Metro: Holds a Bachelor of Fine Art with Honours from the University of Manitoba and this year was named national winner of the BMO 1st Art! Invitational Student Art Competition for her mixed media installation, The Ephemeral Mind. She’s really good, and it’s worth checking her stuff out here: http://erikadueck.wordpress.com/ .
#s 7 – 3
Diana Carrier, Tiago Martins Araujo, Geoff Nagy, Joshua Jung & Chris Iverach-Brereton
Metro: They are the “Snobots.” What did the Snobots do? They are a team from the University of Manitoba, who get this, made the BEST ROBOT IN THE WORLD. It’s true. Winnipeg is home to the world’s most talented robot. The crew travelled to Kuala Lumpur, Malaysia to compete in FIRA, the oldest robotics competition in the world. The “Snobots” (named Jimmy and Jeff) are humanoid robots who had to compete in an octathlalon which includes a sprint, marathon, lift-and-carry, obstacle run, weightlifting, basketball free throws, soccer and a climbing wall. Guys, they built a robot that climbs walls!!! And they won. I love it.
U of M connection: The U of M’s FIRA HuroCup robotics competition team — the SnoBots — won the kid-size division of the 2013 HuroCup in Kuala Lumpur, Malaysia. FIRA is the oldest robotics competition in the world, and the HuroCup is one of the most challenging competitions in existence: a single humanoid robot must compete in an octathalon that consists of a sprint, marathon, lift-and-carry, obstacle run, weight lifting, basketball free-throws, soccer penalty kicks, and a climbing wall. These collectively challenge a robotics team in a broad range of skills central to humanoid motion, complex motion planning, and human-robot interaction. Our team came in first place in climbing, first place in weightlifting, second in United Soccer (where the robot must join with other competitors to form a soccer team), fourth in sprinting, and fifth in soccer penalty kicks.
Based on the score across all events, the team won the highly-coveted all around event: the King’s class at HuroCup. The students traveling to Kuala Lumpur were Chris Iverach-Brereton and Josh Jung, and the faculty involved with the team are the directors of the Autonomous Agents Lab, Jacky Baltes, professor in the department of computer science, Faculty of Science — and who also travelled to Kuala Lumpur — and John Anderson, professor and head of computer science. The team also relies on a range of people who spent time coding over the course of the year, including Diana Carrier, Tiago Martins Araujo, Geoff Nagy, Meng Cheng Lau, and Andrew Winton.

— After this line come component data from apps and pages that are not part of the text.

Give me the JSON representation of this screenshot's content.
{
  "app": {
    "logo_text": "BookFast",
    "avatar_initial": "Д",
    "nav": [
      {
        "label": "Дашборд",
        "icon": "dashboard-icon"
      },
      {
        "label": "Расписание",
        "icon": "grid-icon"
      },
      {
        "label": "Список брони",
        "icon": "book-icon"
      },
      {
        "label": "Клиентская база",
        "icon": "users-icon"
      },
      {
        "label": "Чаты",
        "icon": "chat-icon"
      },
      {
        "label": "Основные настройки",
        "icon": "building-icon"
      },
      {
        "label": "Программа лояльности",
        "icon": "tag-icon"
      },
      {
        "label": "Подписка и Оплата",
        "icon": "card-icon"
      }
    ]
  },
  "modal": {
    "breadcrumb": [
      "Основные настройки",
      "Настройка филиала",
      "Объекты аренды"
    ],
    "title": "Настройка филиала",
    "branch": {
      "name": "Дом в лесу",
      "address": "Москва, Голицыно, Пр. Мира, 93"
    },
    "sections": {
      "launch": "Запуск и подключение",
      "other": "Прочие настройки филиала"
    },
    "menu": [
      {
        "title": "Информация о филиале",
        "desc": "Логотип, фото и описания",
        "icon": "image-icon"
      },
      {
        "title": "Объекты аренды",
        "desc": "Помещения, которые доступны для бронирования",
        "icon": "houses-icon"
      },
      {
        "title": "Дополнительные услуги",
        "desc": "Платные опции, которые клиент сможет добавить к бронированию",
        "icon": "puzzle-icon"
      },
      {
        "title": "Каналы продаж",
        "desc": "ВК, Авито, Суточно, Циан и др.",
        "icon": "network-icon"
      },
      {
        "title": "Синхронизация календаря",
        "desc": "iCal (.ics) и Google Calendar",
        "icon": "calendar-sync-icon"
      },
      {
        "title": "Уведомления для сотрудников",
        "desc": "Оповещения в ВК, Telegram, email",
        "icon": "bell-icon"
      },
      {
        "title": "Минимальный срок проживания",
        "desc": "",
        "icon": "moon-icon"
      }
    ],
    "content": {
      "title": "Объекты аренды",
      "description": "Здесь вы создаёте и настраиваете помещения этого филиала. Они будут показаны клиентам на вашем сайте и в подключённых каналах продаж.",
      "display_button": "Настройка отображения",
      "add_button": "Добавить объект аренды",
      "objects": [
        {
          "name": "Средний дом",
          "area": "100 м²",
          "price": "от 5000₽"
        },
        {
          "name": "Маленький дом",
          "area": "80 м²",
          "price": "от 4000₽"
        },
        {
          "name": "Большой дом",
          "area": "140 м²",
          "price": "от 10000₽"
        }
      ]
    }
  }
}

See Metro‘s story and Ace Burpee’s list in its entirety here.